Intro: How to Re-purpose Dead Laptop's LCD
I have a Fujitsu e8410 that I have given up to repair. It was reballed twice. So it was broken down to harvest the usable parts. The step by step guide of breaking down a laptop is available. The crown of the harvest was the magnesium alloy encased 15.4 LCD panel, capable of a resoultion at1280x800 WXGA , and with Crystal View. It will be such a shame to put the useful parts into landfill!!
This project serves those who are looking forward to have an external or secondary LCD monitor that is HDMI capable, USB photo frame or media player, without breaking the bank.

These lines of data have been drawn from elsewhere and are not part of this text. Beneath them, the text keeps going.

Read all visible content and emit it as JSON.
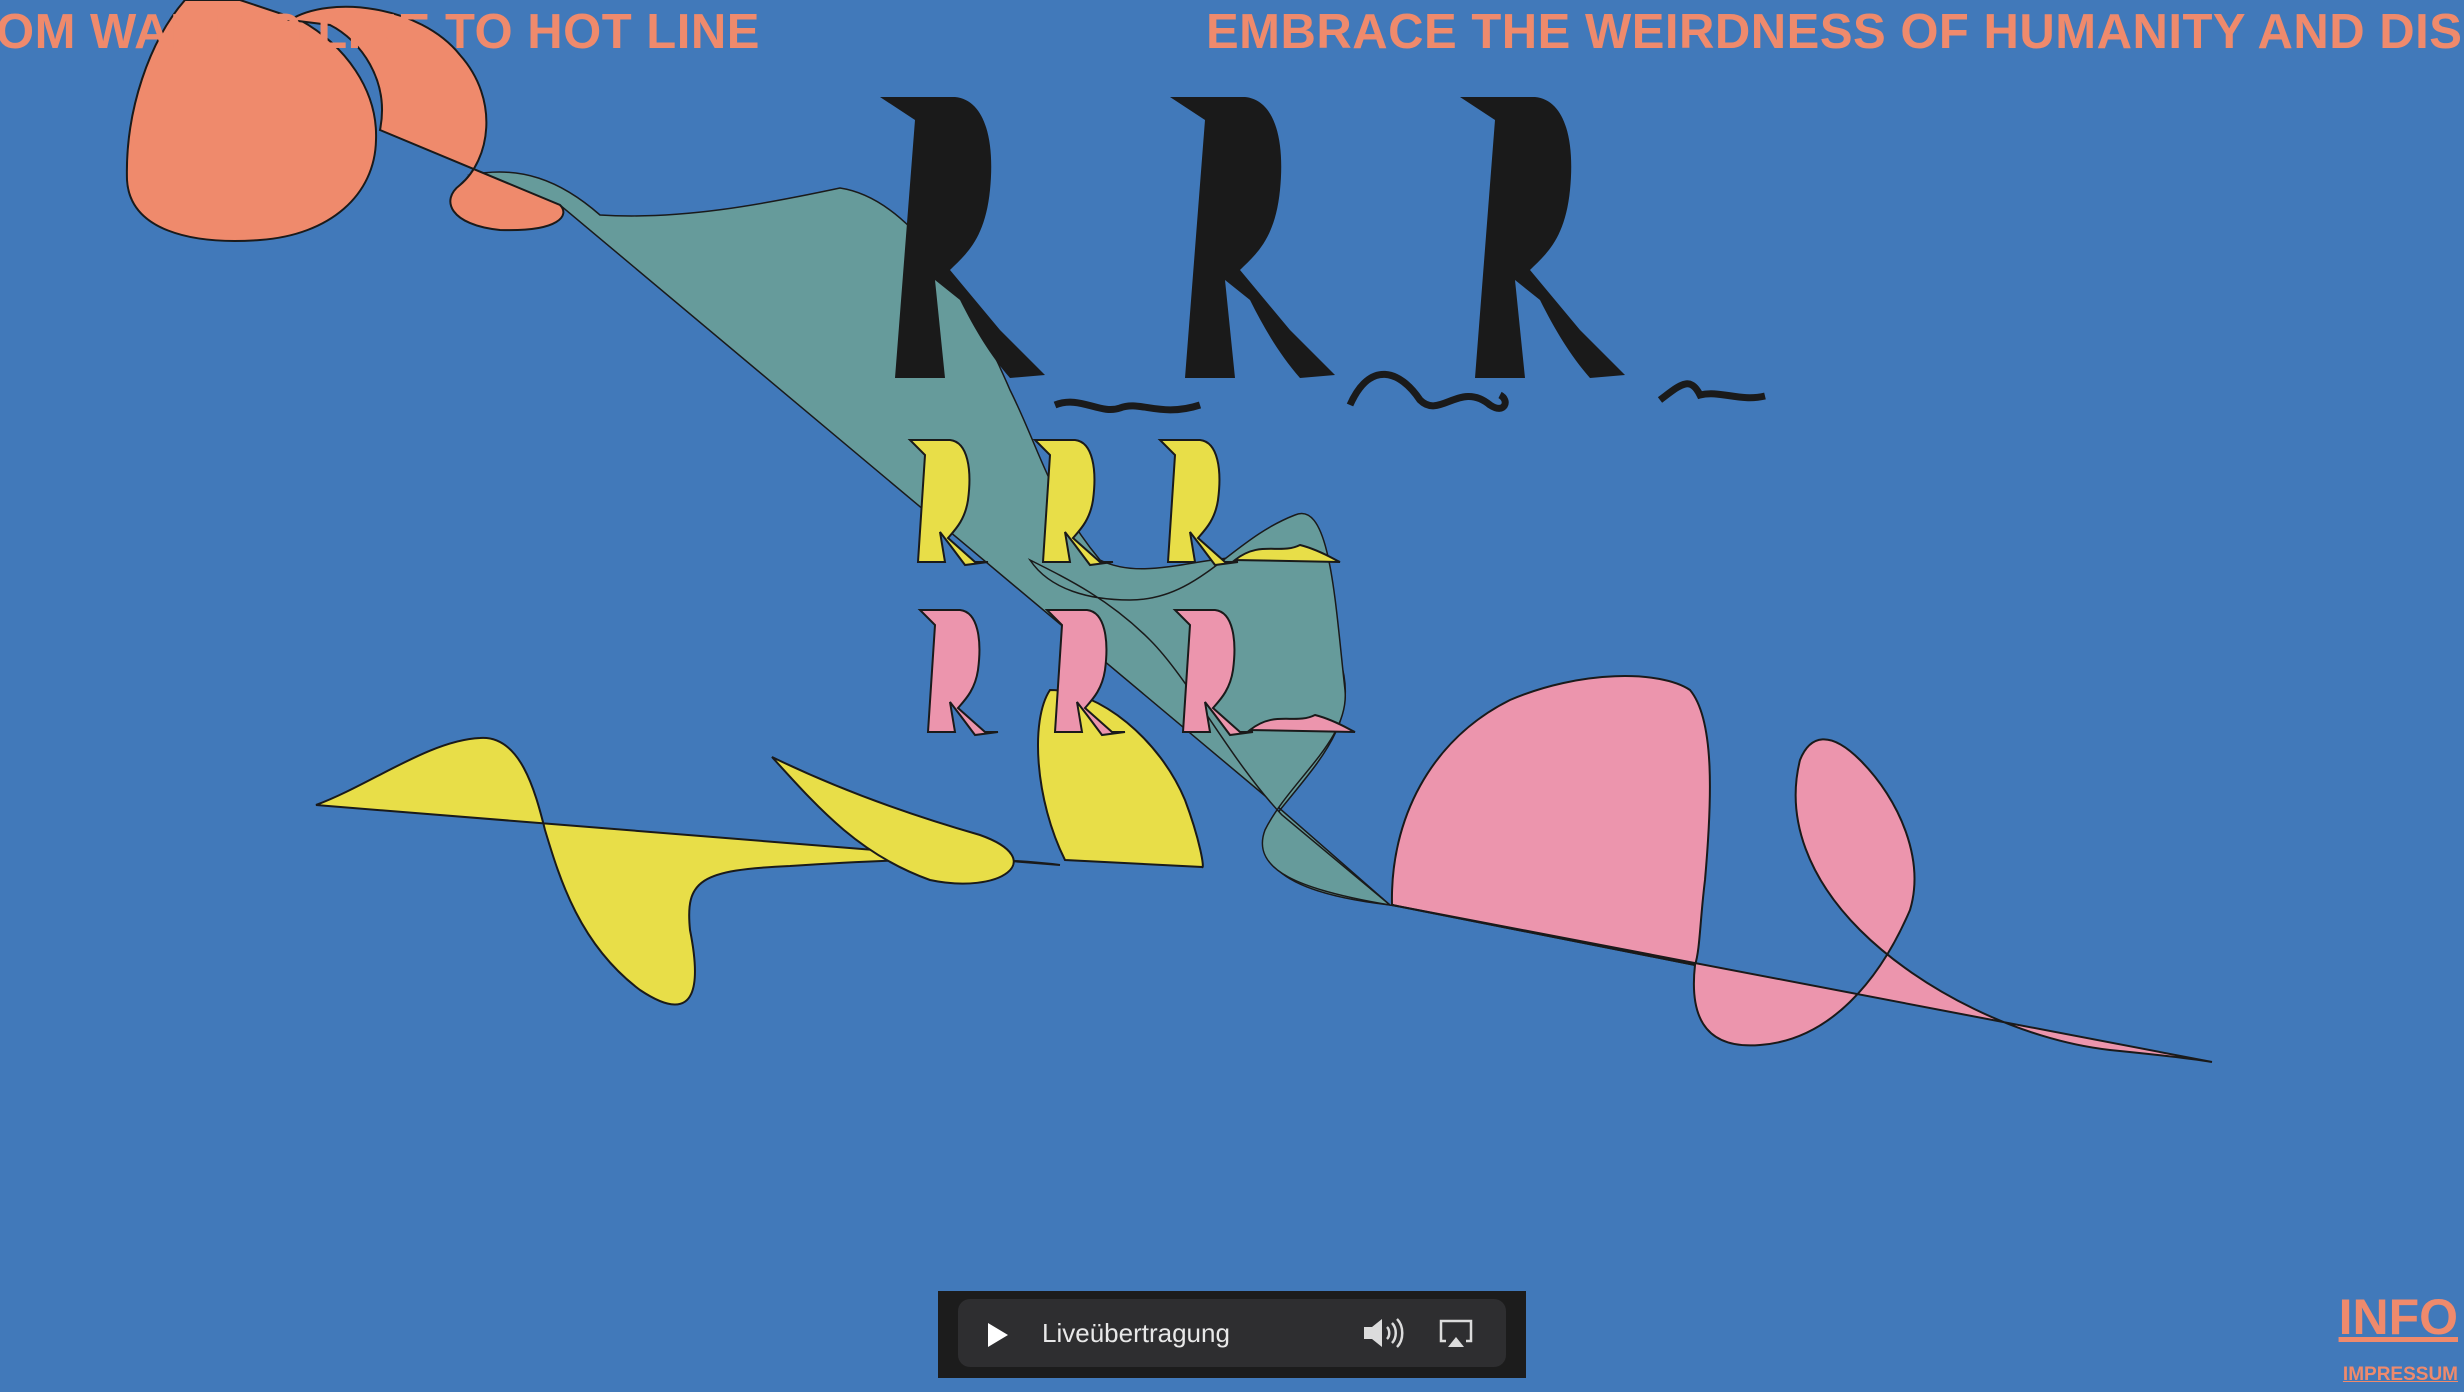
{
  "ticker": {
    "left_text": "OM WAITING LINE TO HOT LINE",
    "right_text": "EMBRACE THE WEIRDNESS OF HUMANITY AND DISM"
  },
  "logo": {
    "text": "RRR"
  },
  "player": {
    "live_label": "Liveübertragung",
    "play_icon": "play-icon",
    "volume_icon": "volume-icon",
    "airplay_icon": "airplay-icon"
  },
  "footer": {
    "info_label": "INFO",
    "impressum_label": "IMPRESSUM"
  },
  "colors": {
    "background": "#4179ba",
    "salmon": "#ef8a6c",
    "teal": "#669b9b",
    "yellow": "#e8de48",
    "pink": "#ec95ad",
    "black": "#1a1a1a"
  }
}
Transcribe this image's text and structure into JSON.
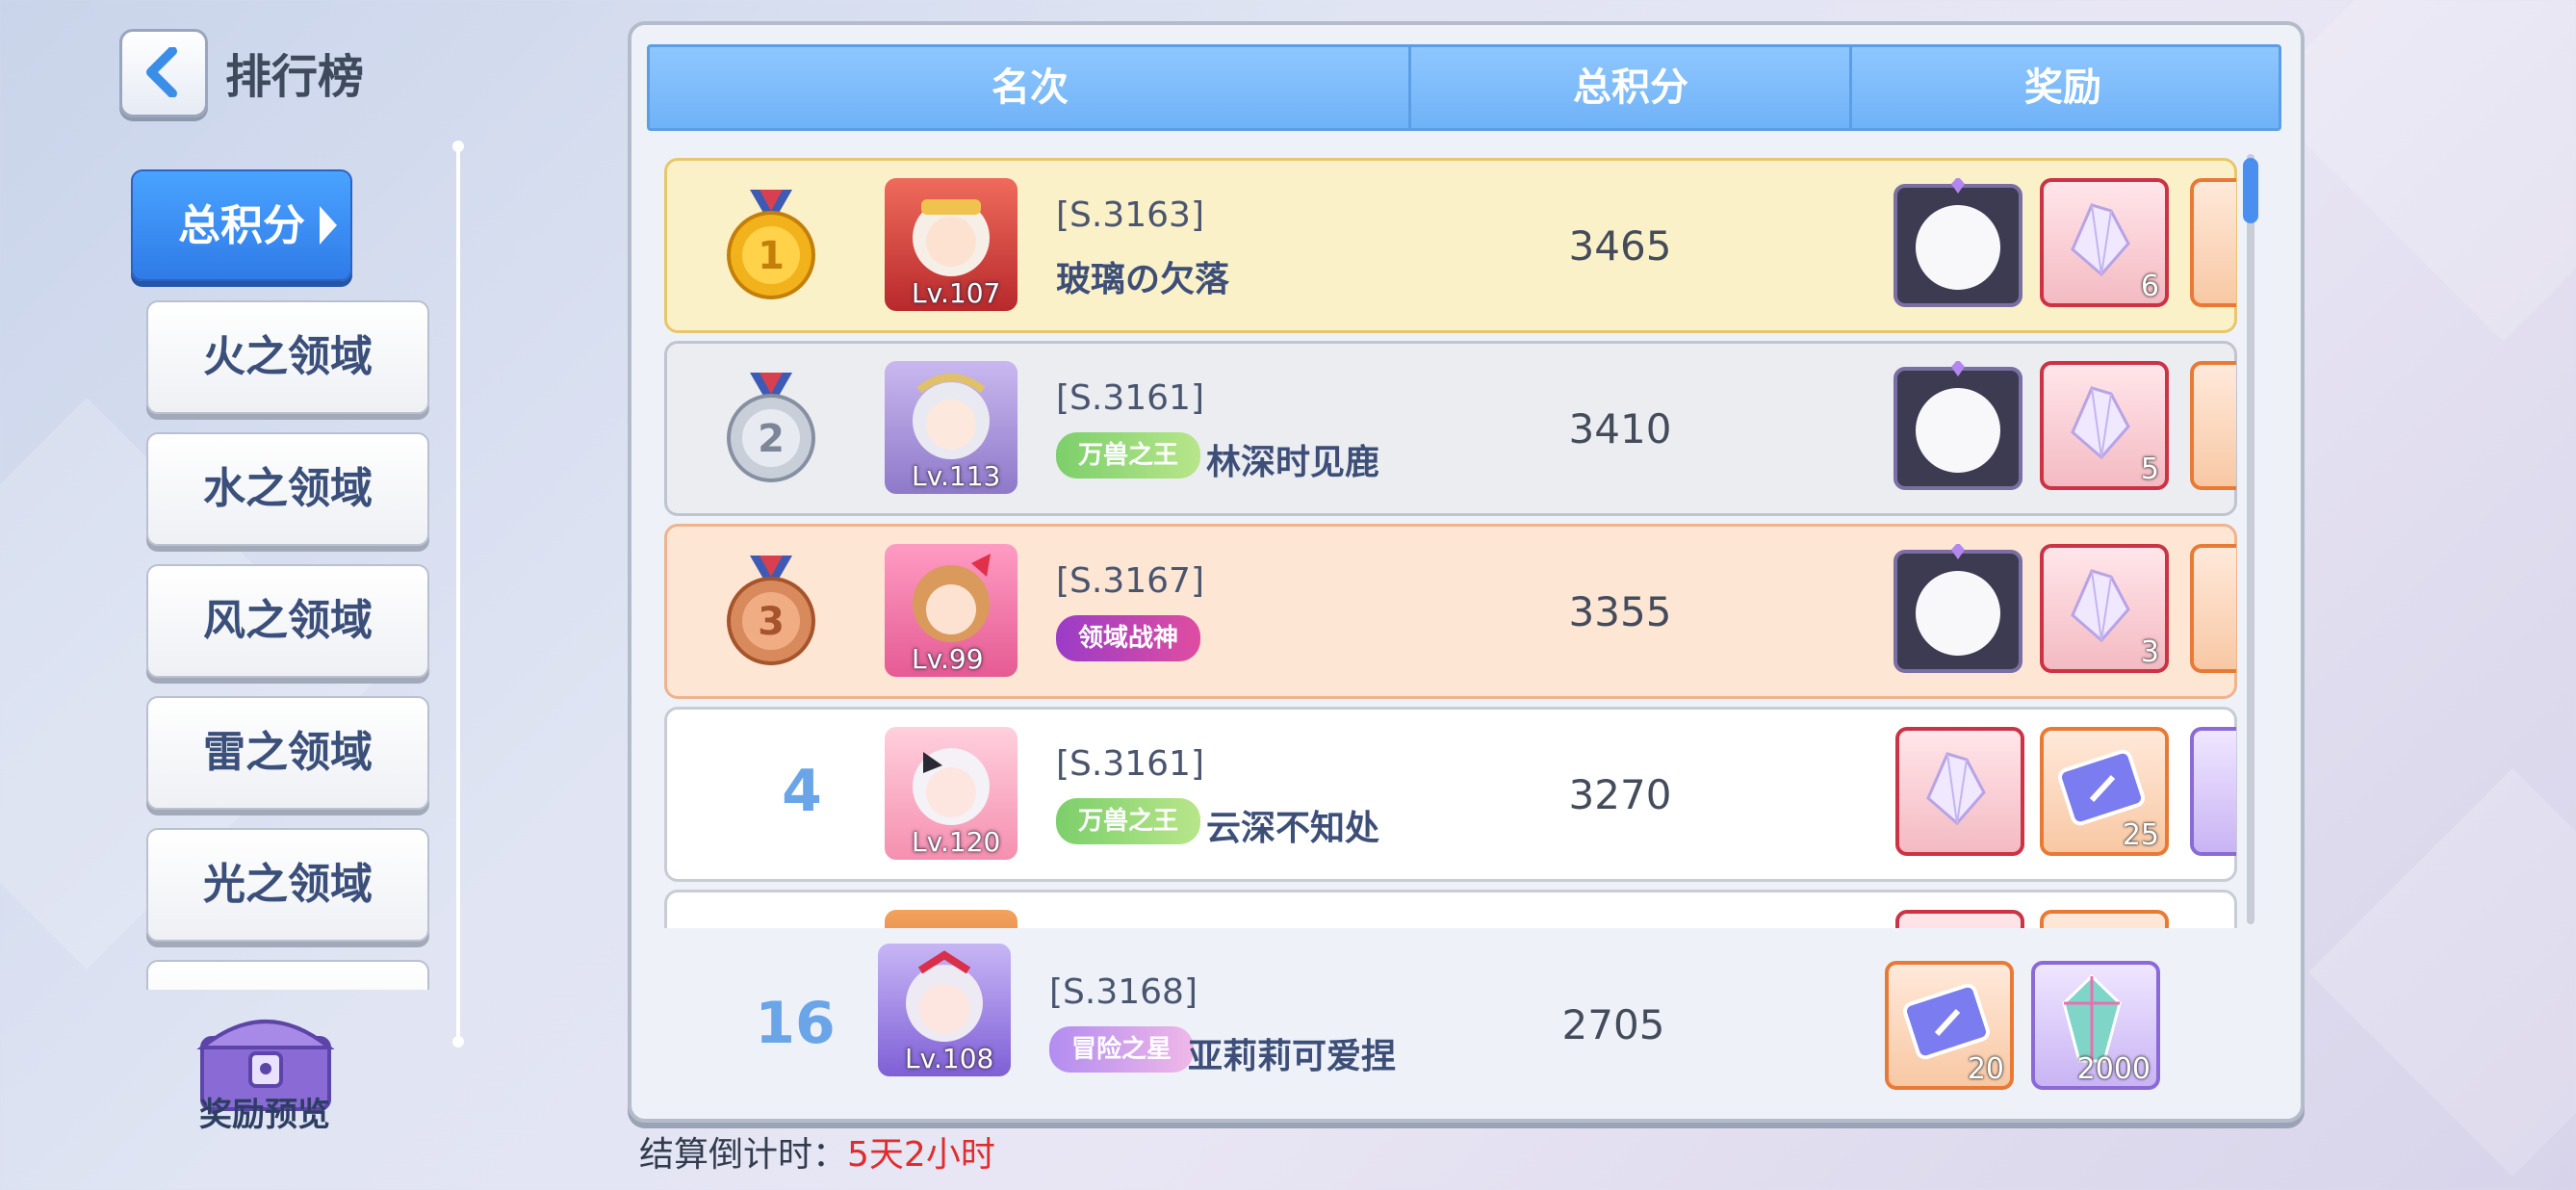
{
  "header": {
    "title": "排行榜"
  },
  "nav": {
    "items": [
      "总积分",
      "火之领域",
      "水之领域",
      "风之领域",
      "雷之领域",
      "光之领域"
    ],
    "active_index": 0
  },
  "reward_preview": {
    "label": "奖励预览"
  },
  "table": {
    "columns": [
      "名次",
      "总积分",
      "奖励"
    ],
    "rows": [
      {
        "rank": "1",
        "server": "[S.3163]",
        "name": "玻璃の欠落",
        "level": "Lv.107",
        "score": "3465",
        "rewards": [
          {
            "icon": "frame-icon",
            "qty": ""
          },
          {
            "icon": "crystal-icon",
            "qty": "6"
          }
        ]
      },
      {
        "rank": "2",
        "server": "[S.3161]",
        "name": "林深时见鹿",
        "title_badge": "万兽之王",
        "level": "Lv.113",
        "score": "3410",
        "rewards": [
          {
            "icon": "frame-icon",
            "qty": ""
          },
          {
            "icon": "crystal-icon",
            "qty": "5"
          }
        ]
      },
      {
        "rank": "3",
        "server": "[S.3167]",
        "name": "",
        "title_badge": "领域战神",
        "level": "Lv.99",
        "score": "3355",
        "rewards": [
          {
            "icon": "frame-icon",
            "qty": ""
          },
          {
            "icon": "crystal-icon",
            "qty": "3"
          }
        ]
      },
      {
        "rank": "4",
        "server": "[S.3161]",
        "name": "云深不知处",
        "title_badge": "万兽之王",
        "level": "Lv.120",
        "score": "3270",
        "rewards": [
          {
            "icon": "crystal-icon",
            "qty": ""
          },
          {
            "icon": "ticket-icon",
            "qty": "25"
          }
        ]
      }
    ]
  },
  "self_row": {
    "rank": "16",
    "server": "[S.3168]",
    "name": "亚莉莉可爱捏",
    "title_badge": "冒险之星",
    "level": "Lv.108",
    "score": "2705",
    "rewards": [
      {
        "icon": "ticket-icon",
        "qty": "20"
      },
      {
        "icon": "gem-icon",
        "qty": "2000"
      }
    ]
  },
  "countdown": {
    "label": "结算倒计时：",
    "value": "5天2小时"
  },
  "colors": {
    "header_blue": "#7bbcf9",
    "gold_row": "#fbf1c8",
    "silver_row": "#ebedf1",
    "bronze_row": "#fde6d4",
    "countdown_red": "#e02c2c"
  }
}
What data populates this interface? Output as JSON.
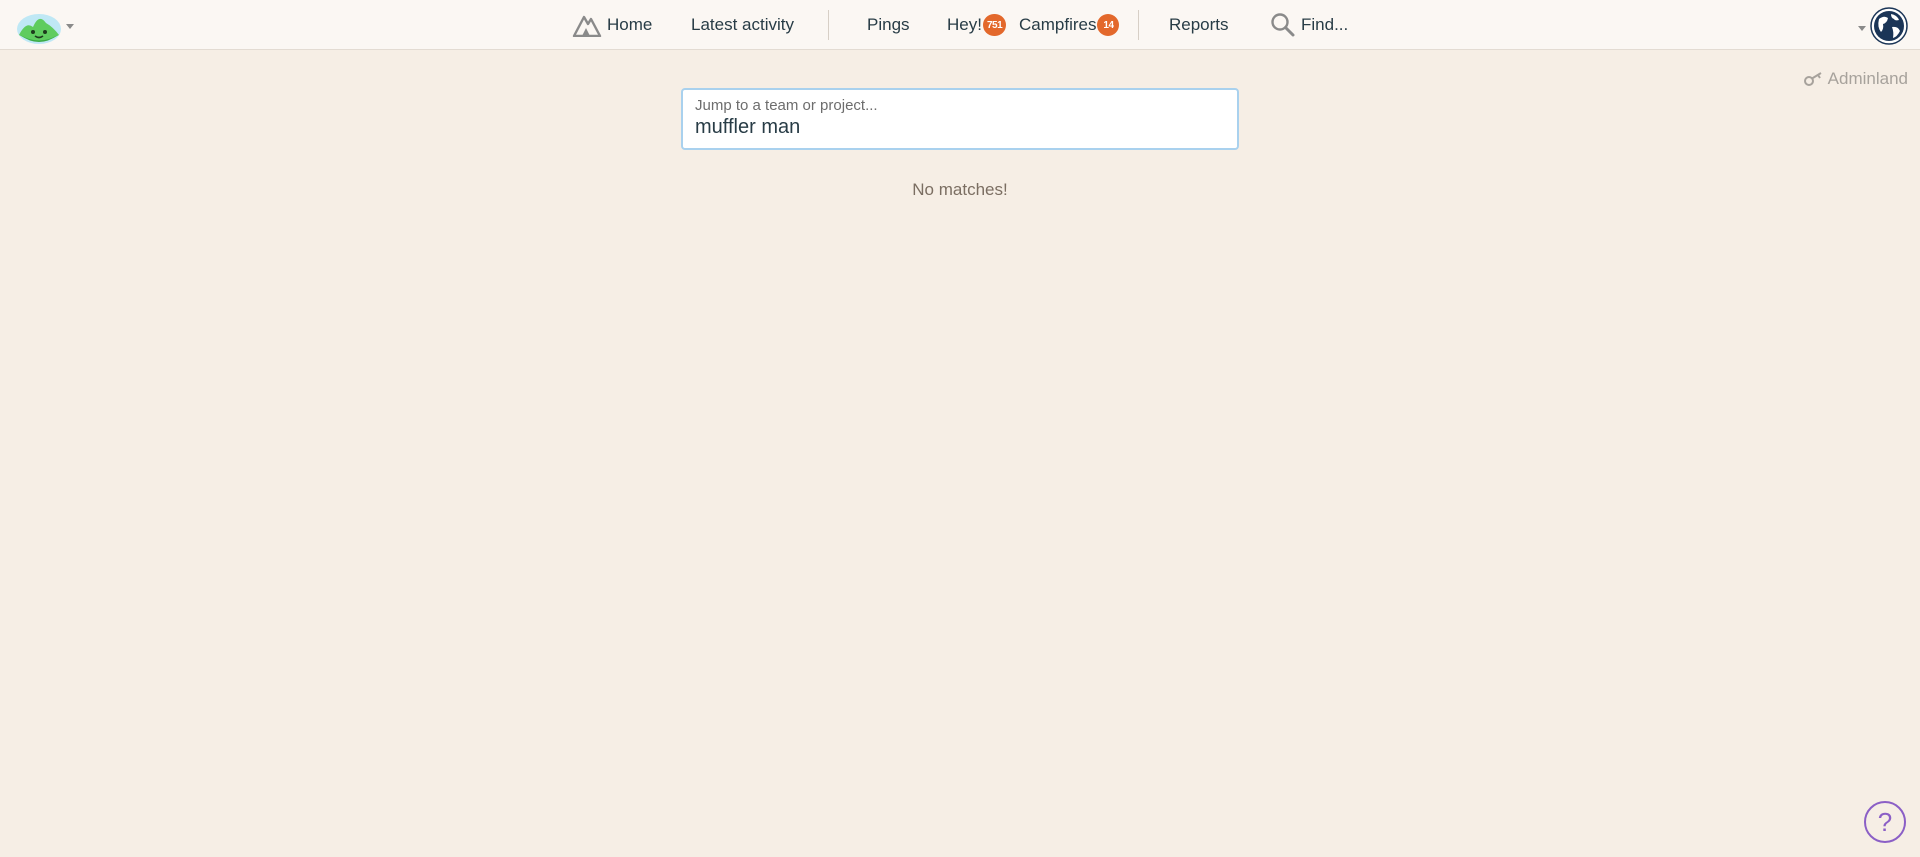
{
  "nav": {
    "home": "Home",
    "latest_activity": "Latest activity",
    "pings": "Pings",
    "hey": "Hey!",
    "hey_count": "751",
    "campfires": "Campfires",
    "campfires_count": "14",
    "reports": "Reports",
    "find": "Find..."
  },
  "adminland": "Adminland",
  "jump": {
    "label": "Jump to a team or project...",
    "value": "muffler man"
  },
  "results_message": "No matches!",
  "help_label": "?",
  "colors": {
    "background": "#f6eee5",
    "badge": "#e3682b",
    "help": "#8b5fc6",
    "input_border": "#a9d1ee"
  },
  "icons": {
    "logo": "basecamp-logo-icon",
    "home": "mountain-home-icon",
    "find": "search-icon",
    "adminland": "key-icon",
    "avatar": "globe-avatar-icon",
    "help": "help-icon"
  }
}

The LCD controller A.VST29.01 I ordered arrived early last week. I can even find a data sheet for it on the Internet prior to purchase. With proper documentations, gone are the days we have to make some educated guesswork on unknown PCB. The price is USD29.9 without the AC adapter (12V, 4A); I got it for USD 51 for the complete set.
The vendor is found from aliexpress; they mentioned the model of the LCD LTN154P3-L02 harvested from the laptop is not tested before with this LCD controller, but it worked for other similar samsung make. So I run a chance of making a failed weekend project.
Nonetheless the setup of E8410 LCD panel LTN153P3-L02 works!.
This instructables assumed the Laptop's LCD haas been harvested.
First, uncover all hidden screws on the LCD front panel, unscrew and lift the plastic front panel. Extra precautions needed to ensure the plastic snaps are not broken.
Next, disconnect all visible connectors and carefully lift the LCD with backlight from the back cover of the LCD panel.
Safety precautions are needed when handling inverter, and the backlight. Do not remove the transparent plastic covering the PCB.
The package comes in 3 PCBs. The largest piece is the LCD controller, the larger rectangle shape PCB is the Inverter, it’s purpose is to power up the LCD panel’s backlight. Warning: the inverter contains high voltage during operation. Even it is disconnected from the supply, ensue safety precautions such as disconnecting from the mains, wear rubber sole shoes, not touching any bare metal area (soldering on the PCB are exposed to touch) are taken before handling the inverter. There is a clear plastic surrounding the inverter. That is not meant for decoration, but prevents accidental in contact with the exposed area. DO NOT REMOVE THIS PLASTIC COVER! The smaller rectangle PCB is the panel where there are push button switches to control OSM (On Screen Menu).
Remove the original LVDS cable and replace it with the one that comes with the LCD Controller. Plug in the LCD backlight to the inverter.
At the bottom circle in red is where the LCD panel’s back lamp is connected to the inverter. At the top the square in red is the LCD controller’s LVDS cable connecting to the LCD panel. Some scotch tape is used to secure the wiring at a convenient location.
The E8410 laptop boasts a magnesium alloy casing on the LCD (that’s the reason I choose the model!!), and it is difficult to cut through metal with my bare minimal tools. So I have made an inconspicuous incision at the plastic area of the front cover to allow wiring to pass.
A final check before turning it on! This step is very crucial! Do not skip the final check before turning on!!!
Turning it on, and familiarising with the on screen menu via panel switch.
I have used a standard vga output from a computer to test the LCD panel with the LCD controller.
Technically, I can hook this up as an output device to a Raspberry Pi, a beagleboneblack, or even make it a USB photo frame. The controller comes with USB port.
Next weekend project is to make a stand to house this beautiful magnesium alloy encased LCD panel. It is definitely going to be the showy piece on my desk.